*Activity:* Based on the entries below, how many lines contain the word "error"? Respond with only the number.

*Entries supplied:*
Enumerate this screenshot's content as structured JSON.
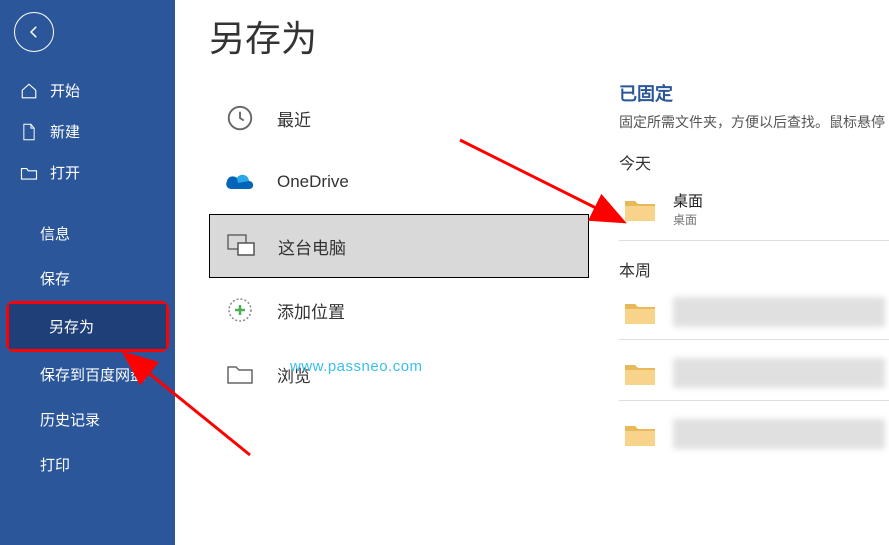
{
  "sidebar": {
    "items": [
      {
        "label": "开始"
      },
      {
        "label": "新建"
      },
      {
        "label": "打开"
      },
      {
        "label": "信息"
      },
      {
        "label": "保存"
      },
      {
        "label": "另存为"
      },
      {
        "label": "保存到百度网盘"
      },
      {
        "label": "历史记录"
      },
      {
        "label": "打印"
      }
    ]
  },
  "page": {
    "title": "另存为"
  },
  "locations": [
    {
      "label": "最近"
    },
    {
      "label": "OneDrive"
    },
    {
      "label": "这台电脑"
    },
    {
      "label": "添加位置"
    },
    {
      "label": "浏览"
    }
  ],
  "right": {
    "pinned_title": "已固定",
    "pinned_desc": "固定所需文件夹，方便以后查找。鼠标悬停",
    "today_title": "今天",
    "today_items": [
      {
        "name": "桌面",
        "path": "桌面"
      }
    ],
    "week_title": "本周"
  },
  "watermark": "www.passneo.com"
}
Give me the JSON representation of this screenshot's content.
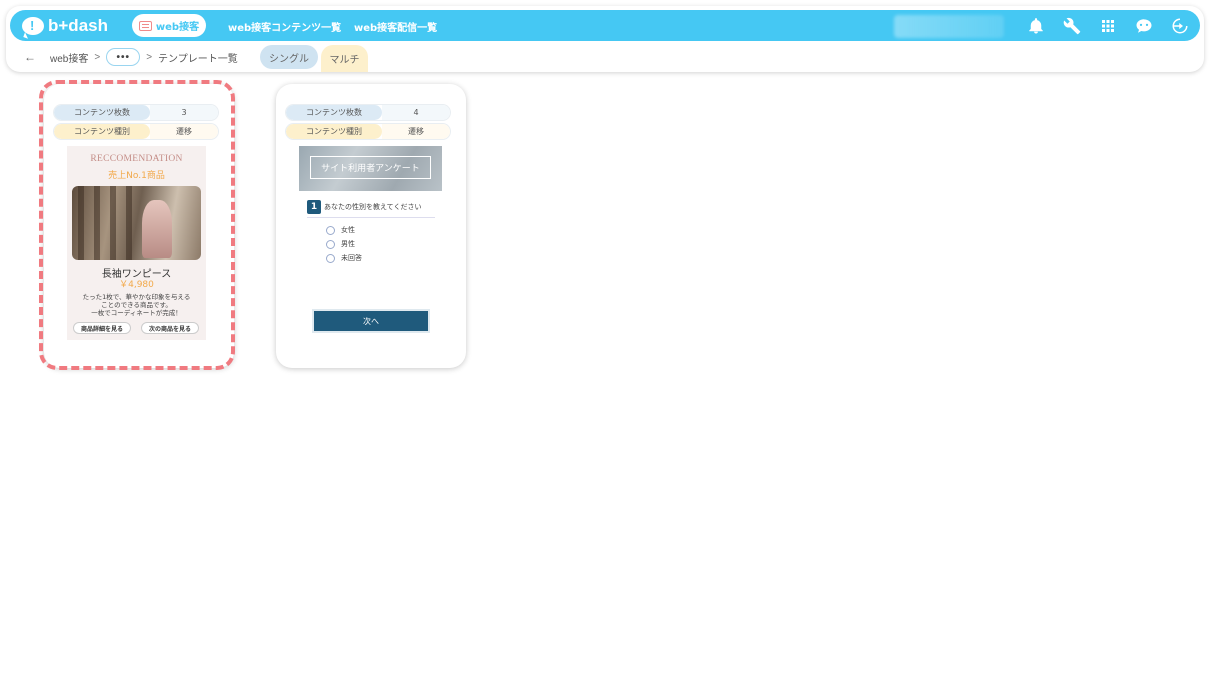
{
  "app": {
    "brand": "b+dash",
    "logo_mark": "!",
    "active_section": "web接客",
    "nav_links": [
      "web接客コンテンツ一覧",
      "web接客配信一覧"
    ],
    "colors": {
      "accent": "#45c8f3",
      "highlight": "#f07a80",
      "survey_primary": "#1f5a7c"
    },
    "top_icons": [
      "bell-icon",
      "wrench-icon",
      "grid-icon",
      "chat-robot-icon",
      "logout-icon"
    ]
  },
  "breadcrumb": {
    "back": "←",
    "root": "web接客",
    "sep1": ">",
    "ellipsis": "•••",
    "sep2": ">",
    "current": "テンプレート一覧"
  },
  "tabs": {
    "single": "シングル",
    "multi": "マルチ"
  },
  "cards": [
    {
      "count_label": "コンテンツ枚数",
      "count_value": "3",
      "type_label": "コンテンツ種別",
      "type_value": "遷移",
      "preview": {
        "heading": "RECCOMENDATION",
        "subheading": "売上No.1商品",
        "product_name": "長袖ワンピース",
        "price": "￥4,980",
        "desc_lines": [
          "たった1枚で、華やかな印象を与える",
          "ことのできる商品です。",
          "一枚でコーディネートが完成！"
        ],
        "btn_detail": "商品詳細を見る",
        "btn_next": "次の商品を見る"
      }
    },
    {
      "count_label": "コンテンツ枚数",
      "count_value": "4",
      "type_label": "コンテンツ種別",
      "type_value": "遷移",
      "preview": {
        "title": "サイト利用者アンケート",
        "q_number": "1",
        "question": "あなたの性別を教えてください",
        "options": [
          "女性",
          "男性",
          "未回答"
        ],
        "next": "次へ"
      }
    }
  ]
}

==

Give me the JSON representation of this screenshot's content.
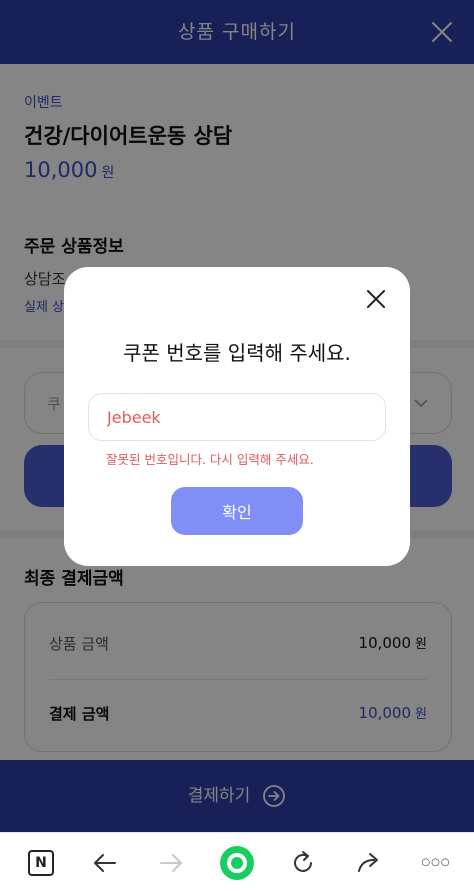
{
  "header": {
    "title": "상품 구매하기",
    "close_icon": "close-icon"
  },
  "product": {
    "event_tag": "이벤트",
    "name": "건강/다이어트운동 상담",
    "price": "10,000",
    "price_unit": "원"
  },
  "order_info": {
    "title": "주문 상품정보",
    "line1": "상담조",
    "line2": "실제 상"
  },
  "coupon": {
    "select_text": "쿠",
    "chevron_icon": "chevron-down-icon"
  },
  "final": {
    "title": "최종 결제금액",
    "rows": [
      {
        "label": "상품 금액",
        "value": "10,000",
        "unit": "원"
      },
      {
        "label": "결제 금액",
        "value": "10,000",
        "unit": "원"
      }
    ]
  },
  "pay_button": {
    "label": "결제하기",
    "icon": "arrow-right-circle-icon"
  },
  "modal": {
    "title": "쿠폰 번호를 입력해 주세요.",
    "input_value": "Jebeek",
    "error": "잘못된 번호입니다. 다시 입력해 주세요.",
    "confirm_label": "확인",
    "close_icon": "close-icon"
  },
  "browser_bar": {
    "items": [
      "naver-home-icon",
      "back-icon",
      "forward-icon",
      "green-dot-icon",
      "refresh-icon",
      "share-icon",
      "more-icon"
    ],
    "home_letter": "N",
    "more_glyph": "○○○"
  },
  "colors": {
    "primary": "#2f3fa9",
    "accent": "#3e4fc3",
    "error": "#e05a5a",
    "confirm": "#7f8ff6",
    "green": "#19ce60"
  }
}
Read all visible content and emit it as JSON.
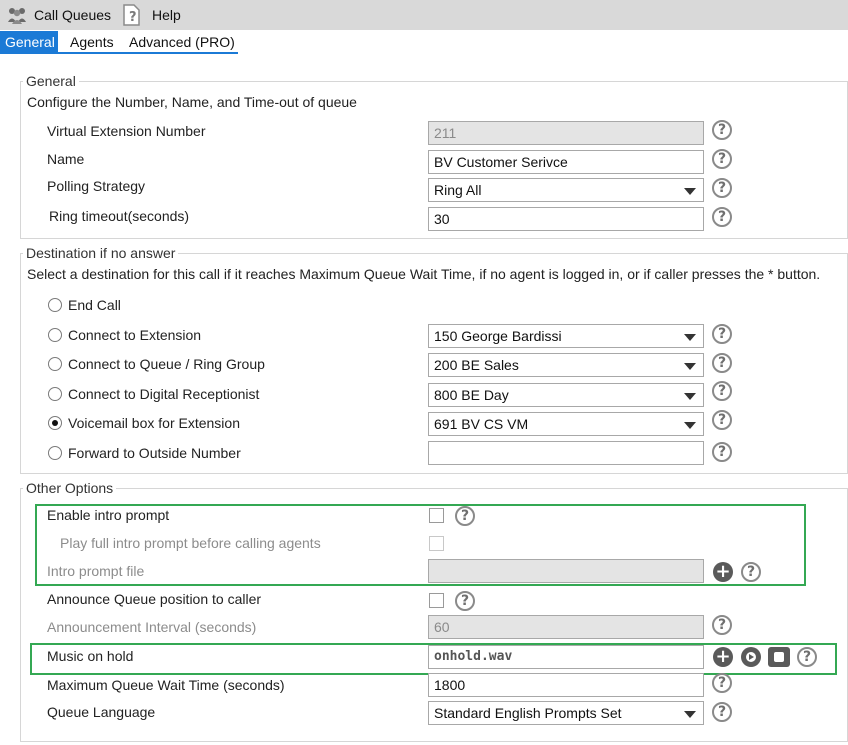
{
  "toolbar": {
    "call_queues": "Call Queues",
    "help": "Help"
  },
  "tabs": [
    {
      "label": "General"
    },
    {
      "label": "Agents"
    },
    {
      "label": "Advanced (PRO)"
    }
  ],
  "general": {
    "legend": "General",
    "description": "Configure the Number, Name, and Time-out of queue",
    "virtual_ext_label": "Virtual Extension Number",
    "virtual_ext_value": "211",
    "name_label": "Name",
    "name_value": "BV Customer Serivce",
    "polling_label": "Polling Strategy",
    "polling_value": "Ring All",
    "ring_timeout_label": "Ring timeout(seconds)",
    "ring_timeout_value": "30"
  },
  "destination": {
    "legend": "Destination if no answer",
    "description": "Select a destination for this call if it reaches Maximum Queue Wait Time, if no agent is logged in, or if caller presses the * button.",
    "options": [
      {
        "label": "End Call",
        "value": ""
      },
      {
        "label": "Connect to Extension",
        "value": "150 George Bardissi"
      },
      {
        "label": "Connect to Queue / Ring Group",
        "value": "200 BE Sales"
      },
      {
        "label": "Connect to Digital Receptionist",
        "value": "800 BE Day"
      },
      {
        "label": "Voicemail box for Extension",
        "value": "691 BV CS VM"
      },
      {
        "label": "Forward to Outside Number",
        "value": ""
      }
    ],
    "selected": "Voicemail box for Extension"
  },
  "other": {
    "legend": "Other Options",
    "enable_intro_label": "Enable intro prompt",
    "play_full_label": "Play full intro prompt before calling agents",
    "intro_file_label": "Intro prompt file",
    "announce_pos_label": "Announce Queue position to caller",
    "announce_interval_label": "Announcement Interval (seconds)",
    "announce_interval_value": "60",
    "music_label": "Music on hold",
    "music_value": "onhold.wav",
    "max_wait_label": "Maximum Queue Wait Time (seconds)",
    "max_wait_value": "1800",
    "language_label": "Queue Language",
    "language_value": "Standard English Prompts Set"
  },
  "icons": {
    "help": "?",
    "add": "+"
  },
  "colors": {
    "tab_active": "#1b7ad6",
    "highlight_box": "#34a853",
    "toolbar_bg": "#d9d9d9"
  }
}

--

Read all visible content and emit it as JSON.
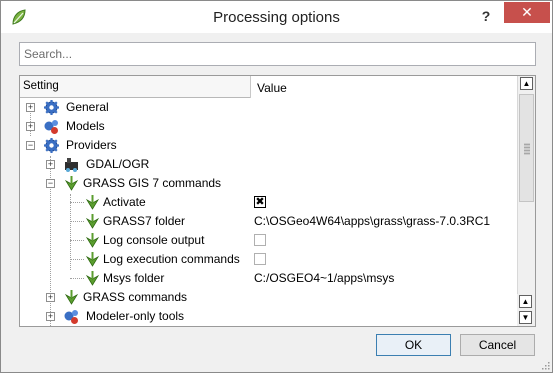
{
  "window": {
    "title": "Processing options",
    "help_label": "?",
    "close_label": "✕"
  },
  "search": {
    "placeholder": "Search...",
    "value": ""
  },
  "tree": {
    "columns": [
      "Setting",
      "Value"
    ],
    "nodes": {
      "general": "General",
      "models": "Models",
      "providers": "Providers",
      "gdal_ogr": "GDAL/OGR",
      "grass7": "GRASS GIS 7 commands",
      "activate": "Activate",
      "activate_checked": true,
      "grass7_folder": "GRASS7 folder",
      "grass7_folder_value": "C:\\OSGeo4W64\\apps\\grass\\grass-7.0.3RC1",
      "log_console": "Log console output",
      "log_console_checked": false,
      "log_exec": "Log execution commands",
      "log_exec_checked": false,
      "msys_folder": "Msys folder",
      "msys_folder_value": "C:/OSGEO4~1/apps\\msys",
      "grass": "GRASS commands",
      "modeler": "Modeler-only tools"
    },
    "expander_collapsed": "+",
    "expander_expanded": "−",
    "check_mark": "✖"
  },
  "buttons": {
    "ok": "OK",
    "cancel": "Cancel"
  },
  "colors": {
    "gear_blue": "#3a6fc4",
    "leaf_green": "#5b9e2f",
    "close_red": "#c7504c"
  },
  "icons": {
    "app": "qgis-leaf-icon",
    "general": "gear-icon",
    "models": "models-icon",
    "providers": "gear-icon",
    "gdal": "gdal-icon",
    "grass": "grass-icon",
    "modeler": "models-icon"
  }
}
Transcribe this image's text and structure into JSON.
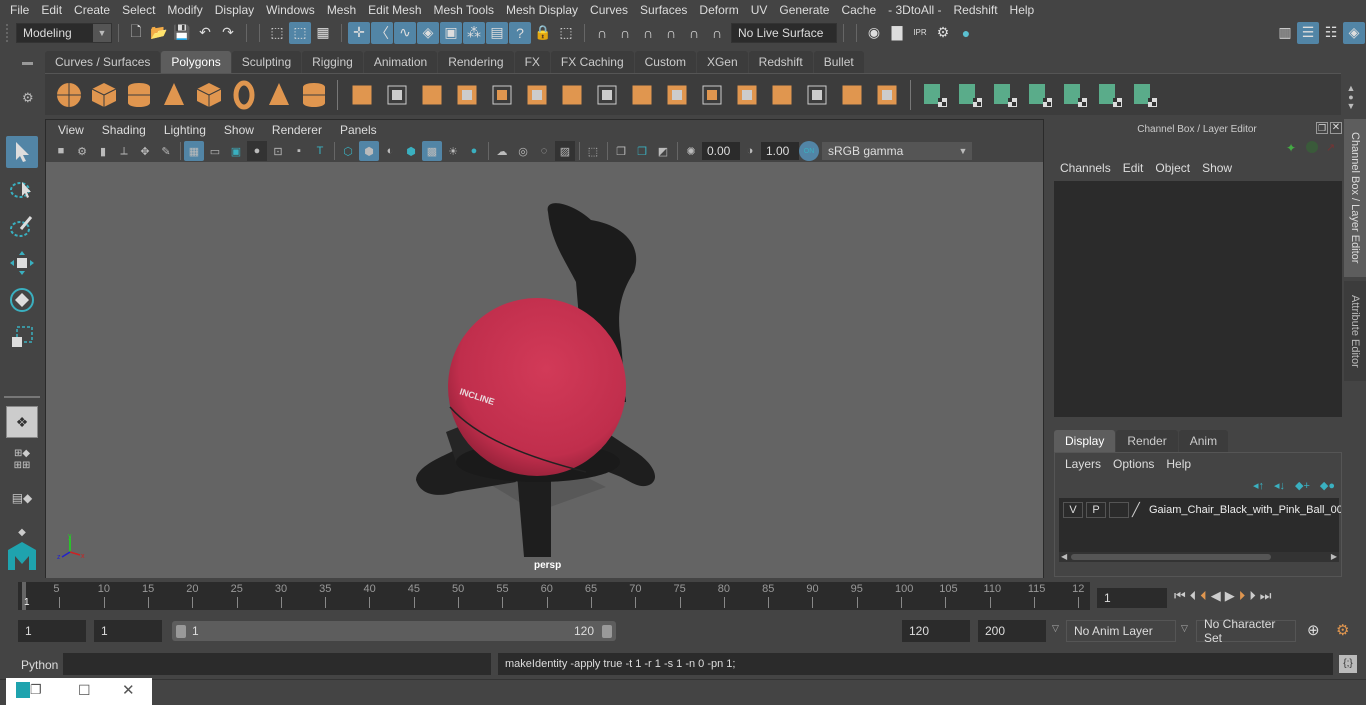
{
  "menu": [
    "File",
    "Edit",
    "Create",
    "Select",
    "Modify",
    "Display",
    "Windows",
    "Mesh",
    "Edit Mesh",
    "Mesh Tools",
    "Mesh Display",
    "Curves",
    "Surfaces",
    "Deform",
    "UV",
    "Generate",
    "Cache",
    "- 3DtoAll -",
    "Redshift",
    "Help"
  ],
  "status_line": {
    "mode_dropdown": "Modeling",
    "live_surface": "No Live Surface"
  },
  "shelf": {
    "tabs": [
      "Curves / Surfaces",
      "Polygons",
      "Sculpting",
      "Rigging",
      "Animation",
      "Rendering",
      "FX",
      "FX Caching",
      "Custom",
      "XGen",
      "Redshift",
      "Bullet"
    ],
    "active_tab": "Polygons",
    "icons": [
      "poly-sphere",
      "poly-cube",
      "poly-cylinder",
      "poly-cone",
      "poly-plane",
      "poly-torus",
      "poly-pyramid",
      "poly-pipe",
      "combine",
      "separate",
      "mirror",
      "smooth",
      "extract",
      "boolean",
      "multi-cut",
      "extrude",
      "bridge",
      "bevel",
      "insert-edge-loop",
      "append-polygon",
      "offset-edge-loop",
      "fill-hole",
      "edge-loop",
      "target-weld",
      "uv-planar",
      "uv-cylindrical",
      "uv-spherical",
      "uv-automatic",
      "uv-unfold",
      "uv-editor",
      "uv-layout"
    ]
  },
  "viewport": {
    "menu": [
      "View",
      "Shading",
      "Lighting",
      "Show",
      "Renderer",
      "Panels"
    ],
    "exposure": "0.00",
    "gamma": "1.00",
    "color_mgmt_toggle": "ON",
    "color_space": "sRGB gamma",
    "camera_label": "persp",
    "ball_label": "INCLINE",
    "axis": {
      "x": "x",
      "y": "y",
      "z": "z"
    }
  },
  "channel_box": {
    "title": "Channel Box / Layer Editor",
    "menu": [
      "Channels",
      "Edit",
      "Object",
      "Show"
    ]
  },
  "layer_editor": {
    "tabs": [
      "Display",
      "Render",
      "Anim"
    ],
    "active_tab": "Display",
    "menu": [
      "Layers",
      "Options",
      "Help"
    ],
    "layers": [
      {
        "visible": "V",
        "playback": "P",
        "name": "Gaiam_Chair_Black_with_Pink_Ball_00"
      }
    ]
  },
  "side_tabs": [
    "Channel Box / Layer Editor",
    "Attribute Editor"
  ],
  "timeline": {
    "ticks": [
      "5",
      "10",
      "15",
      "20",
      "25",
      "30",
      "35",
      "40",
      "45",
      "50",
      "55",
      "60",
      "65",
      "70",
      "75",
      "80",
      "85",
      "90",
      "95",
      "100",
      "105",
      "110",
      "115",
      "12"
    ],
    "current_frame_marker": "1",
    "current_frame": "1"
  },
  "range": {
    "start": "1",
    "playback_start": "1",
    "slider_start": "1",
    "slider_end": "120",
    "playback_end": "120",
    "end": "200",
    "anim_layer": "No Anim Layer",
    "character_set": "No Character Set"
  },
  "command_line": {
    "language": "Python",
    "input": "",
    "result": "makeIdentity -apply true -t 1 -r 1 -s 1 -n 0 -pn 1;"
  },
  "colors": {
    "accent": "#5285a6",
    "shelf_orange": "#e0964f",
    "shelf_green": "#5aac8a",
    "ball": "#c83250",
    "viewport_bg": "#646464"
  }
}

*Written answer:* 2